Work to complete - Write out the records once more, exactly, and keep any image out.

*** Exercise data Section Begins ***

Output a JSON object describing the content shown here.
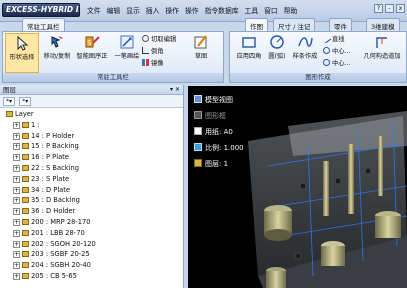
{
  "app": {
    "logo": "EXCESS-HYBRID II"
  },
  "menus": [
    "文件",
    "编辑",
    "显示",
    "插入",
    "操作",
    "操作",
    "指令数据库",
    "工具",
    "窗口",
    "帮助"
  ],
  "tabs_left": [
    "常驻工具栏"
  ],
  "tabs_right": [
    "作图",
    "尺寸 / 注记",
    "零件",
    "3维建模"
  ],
  "window_buttons": [
    "?",
    "-",
    "x"
  ],
  "ribbon_left": {
    "tools": [
      "形状选择",
      "移动/复制",
      "智能图序正",
      "一笔画绘",
      "草图"
    ],
    "small": [
      "切取编辑",
      "倒角",
      "镜像"
    ],
    "group_label": "常驻工具栏"
  },
  "ribbon_right": {
    "tools": [
      "应用四角",
      "圆(弧)",
      "样条作成",
      "几何构造道加"
    ],
    "small": [
      "直线",
      "中心...",
      "中心..."
    ],
    "group_label": "图形作成"
  },
  "layer_panel": {
    "title": "图层",
    "pin": "▾ ✕",
    "toolbar": [
      "*▾",
      "*▾"
    ],
    "root": "Layer",
    "items": [
      "1 :",
      "14 : P Holder",
      "15 : P Backing",
      "16 : P Plate",
      "22 : S Backing",
      "23 : S Plate",
      "34 : D Plate",
      "35 : D Backing",
      "36 : D Holder",
      "200 : MRP 28-170",
      "201 : LBB 28-70",
      "202 : SGOH 20-120",
      "203 : SGBF 20-25",
      "204 : SGBH 20-40",
      "205 : CB 5-65"
    ]
  },
  "viewport": {
    "info": [
      "模型视图",
      "图形框",
      "用纸: A0",
      "比例: 1.000",
      "图层: 1"
    ]
  }
}
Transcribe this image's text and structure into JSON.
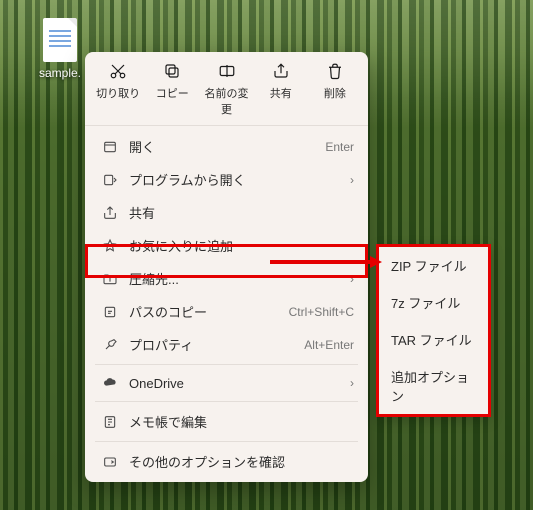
{
  "desktop": {
    "file_label": "sample."
  },
  "toolbar": {
    "cut": "切り取り",
    "copy": "コピー",
    "rename": "名前の変更",
    "share": "共有",
    "delete": "削除"
  },
  "menu": {
    "open": {
      "label": "開く",
      "accel": "Enter"
    },
    "open_with": {
      "label": "プログラムから開く"
    },
    "share": {
      "label": "共有"
    },
    "favorites": {
      "label": "お気に入りに追加"
    },
    "compress": {
      "label": "圧縮先..."
    },
    "copy_path": {
      "label": "パスのコピー",
      "accel": "Ctrl+Shift+C"
    },
    "properties": {
      "label": "プロパティ",
      "accel": "Alt+Enter"
    },
    "onedrive": {
      "label": "OneDrive"
    },
    "notepad": {
      "label": "メモ帳で編集"
    },
    "more": {
      "label": "その他のオプションを確認"
    }
  },
  "submenu": {
    "items": [
      "ZIP ファイル",
      "7z ファイル",
      "TAR ファイル",
      "追加オプション"
    ]
  },
  "highlight": {
    "color": "#e40000"
  }
}
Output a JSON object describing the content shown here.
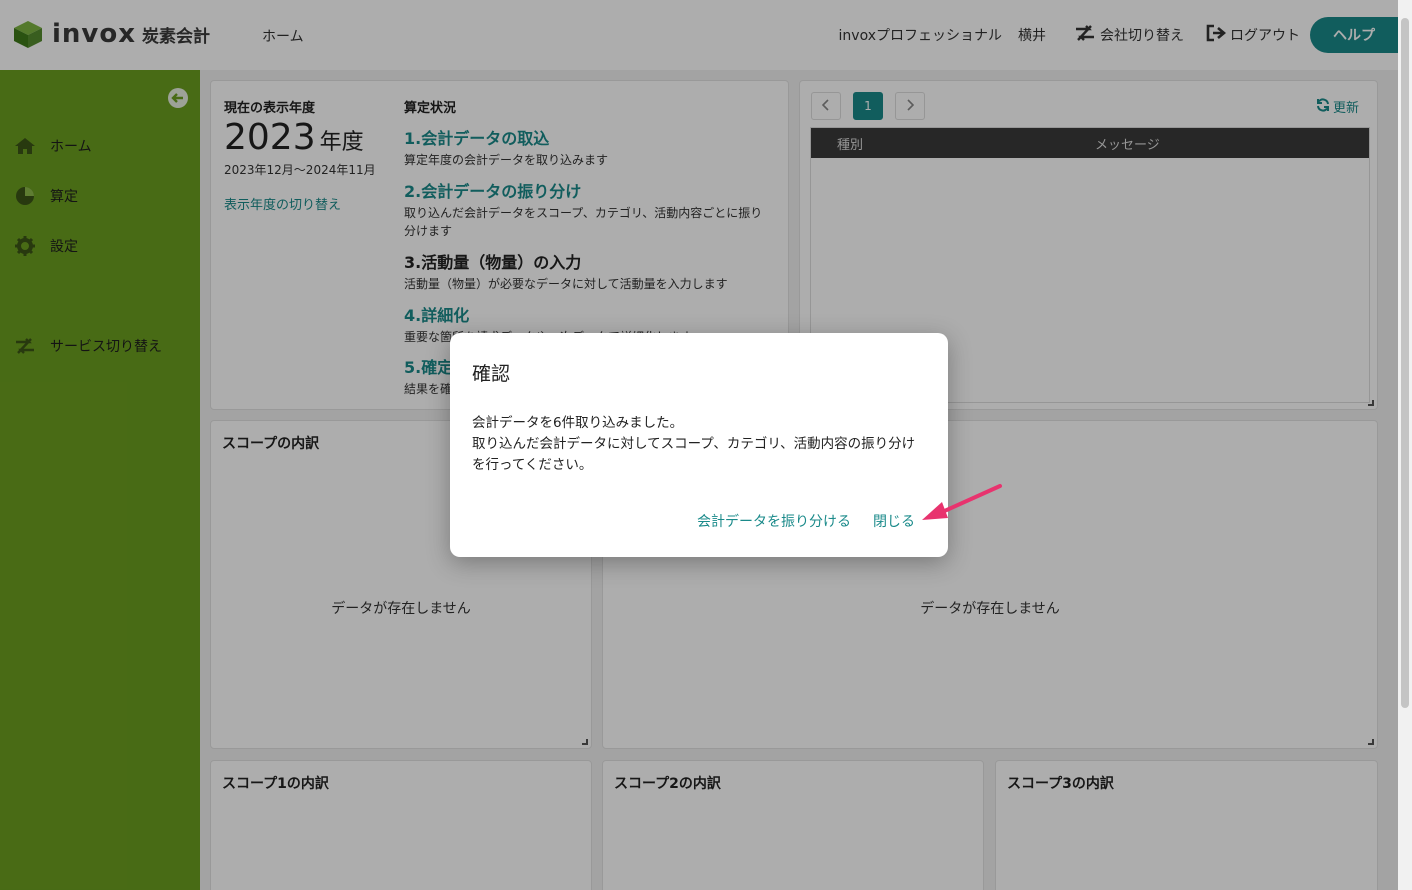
{
  "header": {
    "logo_text": "invox",
    "logo_sub": "炭素会計",
    "nav_home": "ホーム",
    "company": "invoxプロフェッショナル",
    "user": "横井",
    "switch_company": "会社切り替え",
    "logout": "ログアウト",
    "help": "ヘルプ"
  },
  "sidebar": {
    "items": [
      {
        "label": "ホーム",
        "icon": "home-icon"
      },
      {
        "label": "算定",
        "icon": "pie-chart-icon"
      },
      {
        "label": "設定",
        "icon": "gear-icon"
      },
      {
        "label": "サービス切り替え",
        "icon": "switch-icon"
      }
    ]
  },
  "year_panel": {
    "label": "現在の表示年度",
    "year": "2023",
    "year_unit": "年度",
    "range": "2023年12月〜2024年11月",
    "switch_link": "表示年度の切り替え"
  },
  "status_panel": {
    "label": "算定状況",
    "steps": [
      {
        "title": "1.会計データの取込",
        "desc": "算定年度の会計データを取り込みます"
      },
      {
        "title": "2.会計データの振り分け",
        "desc": "取り込んだ会計データをスコープ、カテゴリ、活動内容ごとに振り分けます"
      },
      {
        "title": "3.活動量（物量）の入力",
        "desc": "活動量（物量）が必要なデータに対して活動量を入力します"
      },
      {
        "title": "4.詳細化",
        "desc": "重要な箇所を請求データや一次データで詳細化します"
      },
      {
        "title": "5.確定",
        "desc": "結果を確"
      }
    ]
  },
  "messages": {
    "page": "1",
    "refresh": "更新",
    "columns": [
      "種別",
      "メッセージ"
    ]
  },
  "cards": {
    "scope_breakdown": "スコープの内訳",
    "empty": "データが存在しません",
    "scope1": "スコープ1の内訳",
    "scope2": "スコープ2の内訳",
    "scope3": "スコープ3の内訳"
  },
  "modal": {
    "title": "確認",
    "line1": "会計データを6件取り込みました。",
    "line2": "取り込んだ会計データに対してスコープ、カテゴリ、活動内容の振り分けを行ってください。",
    "assign_button": "会計データを振り分ける",
    "close_button": "閉じる"
  },
  "colors": {
    "accent": "#1a8a8a",
    "sidebar": "#6b9e1f",
    "annotation_arrow": "#e8336e"
  }
}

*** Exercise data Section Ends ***

Problem solution -
Output a JSON object describing the content shown here.
{
  "app": {
    "logo": "EXCESS-HYBRID II"
  },
  "menus": [
    "文件",
    "编辑",
    "显示",
    "插入",
    "操作",
    "操作",
    "指令数据库",
    "工具",
    "窗口",
    "帮助"
  ],
  "tabs_left": [
    "常驻工具栏"
  ],
  "tabs_right": [
    "作图",
    "尺寸 / 注记",
    "零件",
    "3维建模"
  ],
  "window_buttons": [
    "?",
    "-",
    "x"
  ],
  "ribbon_left": {
    "tools": [
      "形状选择",
      "移动/复制",
      "智能图序正",
      "一笔画绘",
      "草图"
    ],
    "small": [
      "切取编辑",
      "倒角",
      "镜像"
    ],
    "group_label": "常驻工具栏"
  },
  "ribbon_right": {
    "tools": [
      "应用四角",
      "圆(弧)",
      "样条作成",
      "几何构造道加"
    ],
    "small": [
      "直线",
      "中心...",
      "中心..."
    ],
    "group_label": "图形作成"
  },
  "layer_panel": {
    "title": "图层",
    "pin": "▾ ✕",
    "toolbar": [
      "*▾",
      "*▾"
    ],
    "root": "Layer",
    "items": [
      "1 :",
      "14 : P Holder",
      "15 : P Backing",
      "16 : P Plate",
      "22 : S Backing",
      "23 : S Plate",
      "34 : D Plate",
      "35 : D Backing",
      "36 : D Holder",
      "200 : MRP 28-170",
      "201 : LBB 28-70",
      "202 : SGOH 20-120",
      "203 : SGBF 20-25",
      "204 : SGBH 20-40",
      "205 : CB 5-65"
    ]
  },
  "viewport": {
    "info": [
      "模型视图",
      "图形框",
      "用纸: A0",
      "比例: 1.000",
      "图层: 1"
    ]
  }
}
Transcribe this image's text and structure into JSON.
{
  "desktop": {
    "file_label": "sample."
  },
  "toolbar": {
    "cut": "切り取り",
    "copy": "コピー",
    "rename": "名前の変更",
    "share": "共有",
    "delete": "削除"
  },
  "menu": {
    "open": {
      "label": "開く",
      "accel": "Enter"
    },
    "open_with": {
      "label": "プログラムから開く"
    },
    "share": {
      "label": "共有"
    },
    "favorites": {
      "label": "お気に入りに追加"
    },
    "compress": {
      "label": "圧縮先..."
    },
    "copy_path": {
      "label": "パスのコピー",
      "accel": "Ctrl+Shift+C"
    },
    "properties": {
      "label": "プロパティ",
      "accel": "Alt+Enter"
    },
    "onedrive": {
      "label": "OneDrive"
    },
    "notepad": {
      "label": "メモ帳で編集"
    },
    "more": {
      "label": "その他のオプションを確認"
    }
  },
  "submenu": {
    "items": [
      "ZIP ファイル",
      "7z ファイル",
      "TAR ファイル",
      "追加オプション"
    ]
  },
  "highlight": {
    "color": "#e40000"
  }
}
Output a JSON object describing the content shown here.
{
  "header": {
    "logo_text": "invox",
    "logo_sub": "炭素会計",
    "nav_home": "ホーム",
    "company": "invoxプロフェッショナル",
    "user": "横井",
    "switch_company": "会社切り替え",
    "logout": "ログアウト",
    "help": "ヘルプ"
  },
  "sidebar": {
    "items": [
      {
        "label": "ホーム",
        "icon": "home-icon"
      },
      {
        "label": "算定",
        "icon": "pie-chart-icon"
      },
      {
        "label": "設定",
        "icon": "gear-icon"
      },
      {
        "label": "サービス切り替え",
        "icon": "switch-icon"
      }
    ]
  },
  "year_panel": {
    "label": "現在の表示年度",
    "year": "2023",
    "year_unit": "年度",
    "range": "2023年12月〜2024年11月",
    "switch_link": "表示年度の切り替え"
  },
  "status_panel": {
    "label": "算定状況",
    "steps": [
      {
        "title": "1.会計データの取込",
        "desc": "算定年度の会計データを取り込みます"
      },
      {
        "title": "2.会計データの振り分け",
        "desc": "取り込んだ会計データをスコープ、カテゴリ、活動内容ごとに振り分けます"
      },
      {
        "title": "3.活動量（物量）の入力",
        "desc": "活動量（物量）が必要なデータに対して活動量を入力します"
      },
      {
        "title": "4.詳細化",
        "desc": "重要な箇所を請求データや一次データで詳細化します"
      },
      {
        "title": "5.確定",
        "desc": "結果を確"
      }
    ]
  },
  "messages": {
    "page": "1",
    "refresh": "更新",
    "columns": [
      "種別",
      "メッセージ"
    ]
  },
  "cards": {
    "scope_breakdown": "スコープの内訳",
    "empty": "データが存在しません",
    "scope1": "スコープ1の内訳",
    "scope2": "スコープ2の内訳",
    "scope3": "スコープ3の内訳"
  },
  "modal": {
    "title": "確認",
    "line1": "会計データを6件取り込みました。",
    "line2": "取り込んだ会計データに対してスコープ、カテゴリ、活動内容の振り分けを行ってください。",
    "assign_button": "会計データを振り分ける",
    "close_button": "閉じる"
  },
  "colors": {
    "accent": "#1a8a8a",
    "sidebar": "#6b9e1f",
    "annotation_arrow": "#e8336e"
  }
}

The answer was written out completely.